For a start, like all Chinese-hacker stories, it's based heavily on semi-military sources and quotes from doctrinal publications. What, precisely, is "cyberwar" anyway? It's not as if the FCO website (or the DOD's websites) are critical operational functions. Cyber-intelligence - theft of information - is easily imaginable, but some of the tales going around have to be mocked to be believed.
Apparently, "people's war" has been expanded to include hordes of simplistic attackers battering on the websites of the city from the countryside; which frankly reminds me of the old joke about the two Soviet tank commanders looking up at the Eiffel Tower. One says to the other, "Tell me, Sasha, who did win the air war?" Clearly there are economic targets in cyberspace, but they are more likely to be network entities (routers, exchange points, DNS servers and the like) than government websites.
Note that this has yet to happen anywhere; the much-hyped attack on Estonia didn't attempt to bring down ISP networks, and anyway was mitigated by well-understood network operations practices. Attacking the Internet itself also has the problem that success brings an end to the usefulness of one's own infrastructure; it's like having one nuclear bomb. Given the global interconnection topology, China would be especially foolish to try this, as most of their interconnections could be cut off with comparatively little harm to global reachability: see the CAIDA Skitter graph here, which I have on my wall..(muhahahahaha!!!)
Further, a lot of the descriptions of this stuff you see seem to have been written by people who have very little knowledge of computers, and none of Internetworking. The factoid that the attacks apparently originate in Guangdong province, "which has a large concentration of PLA", is risible. Guangdong has a large concentration of people, for a start, and more significantly it's where the vast bulk of China's international cable landings are located, as can clearly be seen on this Alcatel map.
Now, perhaps it's all true, but the detail is too secret to mention. Perhaps, but then that's frankly too Straussian for me. Alternatively, the dread government-IT interface has struck again, and organisations with little ability to orientate themselves in the technical and strategic context are being duped by security-industrial lobbyists. No doubt hackers from China are indeed trying to break into DoD systems; we know, after all, that British ones are, if only to look for UFOs. The danger is that generalised hacker activity is being classified as "PLA threat!!", which converts it from a network security issue - take two firewalls with a pot of coffee - to a national security issue, which involves billions of pounds and intense paranoia.
There may even be signs that a matching dynamic exists in China.
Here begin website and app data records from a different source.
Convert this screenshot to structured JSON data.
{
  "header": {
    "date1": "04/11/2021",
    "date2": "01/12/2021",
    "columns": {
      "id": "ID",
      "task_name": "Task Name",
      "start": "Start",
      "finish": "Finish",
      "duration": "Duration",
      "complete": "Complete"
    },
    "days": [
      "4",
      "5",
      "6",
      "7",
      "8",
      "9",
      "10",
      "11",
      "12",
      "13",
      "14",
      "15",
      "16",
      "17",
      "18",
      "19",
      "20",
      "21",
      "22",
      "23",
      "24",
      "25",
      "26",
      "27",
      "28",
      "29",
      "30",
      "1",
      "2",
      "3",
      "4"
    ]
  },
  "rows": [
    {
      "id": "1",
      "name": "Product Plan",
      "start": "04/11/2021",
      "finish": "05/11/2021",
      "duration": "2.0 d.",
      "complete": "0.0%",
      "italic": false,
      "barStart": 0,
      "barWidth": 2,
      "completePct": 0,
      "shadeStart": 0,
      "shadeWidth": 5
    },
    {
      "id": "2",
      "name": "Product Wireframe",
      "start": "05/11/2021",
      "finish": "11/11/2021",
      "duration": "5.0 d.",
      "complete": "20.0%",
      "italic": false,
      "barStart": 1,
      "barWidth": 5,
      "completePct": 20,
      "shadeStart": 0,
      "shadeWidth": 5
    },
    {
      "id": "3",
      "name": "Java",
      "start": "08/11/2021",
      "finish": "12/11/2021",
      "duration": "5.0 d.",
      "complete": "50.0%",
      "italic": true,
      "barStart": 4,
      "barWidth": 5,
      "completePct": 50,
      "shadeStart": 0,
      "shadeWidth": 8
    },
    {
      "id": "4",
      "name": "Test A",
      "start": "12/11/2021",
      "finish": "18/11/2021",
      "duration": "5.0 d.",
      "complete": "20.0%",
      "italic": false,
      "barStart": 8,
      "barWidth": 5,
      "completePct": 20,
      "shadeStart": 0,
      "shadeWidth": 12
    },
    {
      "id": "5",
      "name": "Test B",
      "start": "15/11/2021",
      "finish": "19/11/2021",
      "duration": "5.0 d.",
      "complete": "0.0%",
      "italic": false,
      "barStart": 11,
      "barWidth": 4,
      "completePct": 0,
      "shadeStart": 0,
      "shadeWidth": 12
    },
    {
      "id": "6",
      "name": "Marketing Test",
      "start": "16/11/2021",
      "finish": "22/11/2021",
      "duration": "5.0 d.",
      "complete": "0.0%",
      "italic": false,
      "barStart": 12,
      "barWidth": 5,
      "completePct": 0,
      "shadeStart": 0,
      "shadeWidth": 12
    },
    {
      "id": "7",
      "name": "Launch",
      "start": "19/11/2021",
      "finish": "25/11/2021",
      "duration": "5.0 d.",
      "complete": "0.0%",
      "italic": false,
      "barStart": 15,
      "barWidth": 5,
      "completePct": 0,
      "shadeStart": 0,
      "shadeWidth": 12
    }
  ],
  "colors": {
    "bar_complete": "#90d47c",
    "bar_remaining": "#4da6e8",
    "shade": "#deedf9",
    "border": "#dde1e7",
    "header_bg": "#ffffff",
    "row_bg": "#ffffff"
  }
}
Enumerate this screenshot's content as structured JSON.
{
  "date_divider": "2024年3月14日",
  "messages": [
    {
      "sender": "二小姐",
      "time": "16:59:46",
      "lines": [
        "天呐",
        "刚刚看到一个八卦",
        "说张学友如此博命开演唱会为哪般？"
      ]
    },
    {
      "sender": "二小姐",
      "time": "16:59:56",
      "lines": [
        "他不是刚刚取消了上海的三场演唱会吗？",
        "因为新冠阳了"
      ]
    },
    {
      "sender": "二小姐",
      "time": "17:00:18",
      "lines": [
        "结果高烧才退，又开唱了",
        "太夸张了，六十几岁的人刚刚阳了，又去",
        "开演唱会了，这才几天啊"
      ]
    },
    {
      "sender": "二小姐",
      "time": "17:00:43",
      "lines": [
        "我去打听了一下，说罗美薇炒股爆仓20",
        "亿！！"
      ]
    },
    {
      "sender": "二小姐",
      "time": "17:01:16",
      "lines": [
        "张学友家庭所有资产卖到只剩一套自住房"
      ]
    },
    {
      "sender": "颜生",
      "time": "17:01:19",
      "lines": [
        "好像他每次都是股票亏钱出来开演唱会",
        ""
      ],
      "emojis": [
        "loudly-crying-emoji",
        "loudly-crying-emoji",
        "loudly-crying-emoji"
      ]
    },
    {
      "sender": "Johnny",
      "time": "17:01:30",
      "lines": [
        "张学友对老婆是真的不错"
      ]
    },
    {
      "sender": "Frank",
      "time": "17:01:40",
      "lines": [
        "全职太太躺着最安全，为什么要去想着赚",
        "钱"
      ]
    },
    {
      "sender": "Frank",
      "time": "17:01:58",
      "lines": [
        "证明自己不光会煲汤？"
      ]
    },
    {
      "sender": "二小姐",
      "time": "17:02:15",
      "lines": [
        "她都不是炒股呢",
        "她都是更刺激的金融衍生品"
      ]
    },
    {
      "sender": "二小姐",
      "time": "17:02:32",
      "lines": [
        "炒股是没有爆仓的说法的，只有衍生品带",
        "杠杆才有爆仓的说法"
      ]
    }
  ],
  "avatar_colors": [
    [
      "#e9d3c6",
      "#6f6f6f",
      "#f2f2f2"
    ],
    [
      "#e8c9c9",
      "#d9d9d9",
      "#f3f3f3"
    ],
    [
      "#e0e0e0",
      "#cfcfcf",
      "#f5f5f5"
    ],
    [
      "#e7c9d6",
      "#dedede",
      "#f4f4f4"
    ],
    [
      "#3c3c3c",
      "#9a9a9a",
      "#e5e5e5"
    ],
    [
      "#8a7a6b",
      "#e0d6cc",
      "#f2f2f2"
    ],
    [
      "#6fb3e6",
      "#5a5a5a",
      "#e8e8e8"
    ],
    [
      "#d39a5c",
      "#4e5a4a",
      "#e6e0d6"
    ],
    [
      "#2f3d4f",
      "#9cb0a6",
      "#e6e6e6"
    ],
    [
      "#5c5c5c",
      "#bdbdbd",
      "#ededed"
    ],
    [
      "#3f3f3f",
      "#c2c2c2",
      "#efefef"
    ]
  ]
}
The founding text of Chinese-hacker paranoia is the famous Unrestricted Warfare, a book published by two Chinese army officers in 1999. This has usually been seen as a doctrine for asymmetric warfare against the United States; unscrupulous persons pirated the book with the addition of a WTC-on-fire jacket and the subtitle "China's Blueprint to Destroy America". Here is the second paragraph, from Conflictwiki:
One war changed the world. Linking such a conclusion to a war which occurred one time in a limited area and which only lasted 42 days seems like something of an exaggeration. However, that is indeed what the facts are, and there is no need to enumerate one by one all the new words that began to appear after 17 January 1991. It is only necessary to cite the former Soviet Union, Bosnia-Herzegovina, Kosovo, cloning, Microsoft, hackers, the Internet, the Southeast Asian financial crisis, the euro, as well as the world's final and only superpower -- the United States. These are sufficient. They pretty much constitute the main subjects on this planet for the past decade.I've selected this because it so charmingly mirrors the paranoias and glibbery of the average rightwing newspaper columnist. Is it not superbly journamalistic? Unrestricted Warfare famously cited terrorism, the use of international law, economic warfare, network/electronic warfare, propaganda, and even "environmental warfare" as forms of war.
But what strikes me about it is that the real function of this meme is to characterise forms of nonmilitary activity as "war"; all kinds of things that are part of the normal course of trade and international politics, world public opinion, and especially internal dissent in China, can be slotted into one of those options. It isn't criticism, or a lawsuit, or a demonstration by peasants against water pollution; it's war, and the people doing it are the enemy, and therefore they must be destroyed.
Are you with me? Rather, are you with us? Or are you with the terrorists? It's probably worth pointing that Glenn Reynolds is very keen on complaining about "lawfare".
Update: Just to put some more data in this post, note that Sophos puts the APNIC region at 40 per cent of worldwide spam output. China and the Hong Kong SAR account for half of that; 20 per cent of the world total, compared to 23 per cent for the US. China Unicom's internetworking division manages to be both in the top 20 for botnet control servers and the top 10 for spam. The US, mark, still accounts for a majority of almost every online evil. But in 2006, 26 per cent of the world's supply of zombie PCs were Chinese, by far the greatest concentration of hacked computers; Beijing is the world's most hacked city, with 5 per cent of the total. (Figures from Symantec, the ISOTF C&C Report, Spamhaus.) It is predicted that China will become the world's biggest source of Internet trouble as soon as the number of users surpasses that in the US, which is predicted for any time now.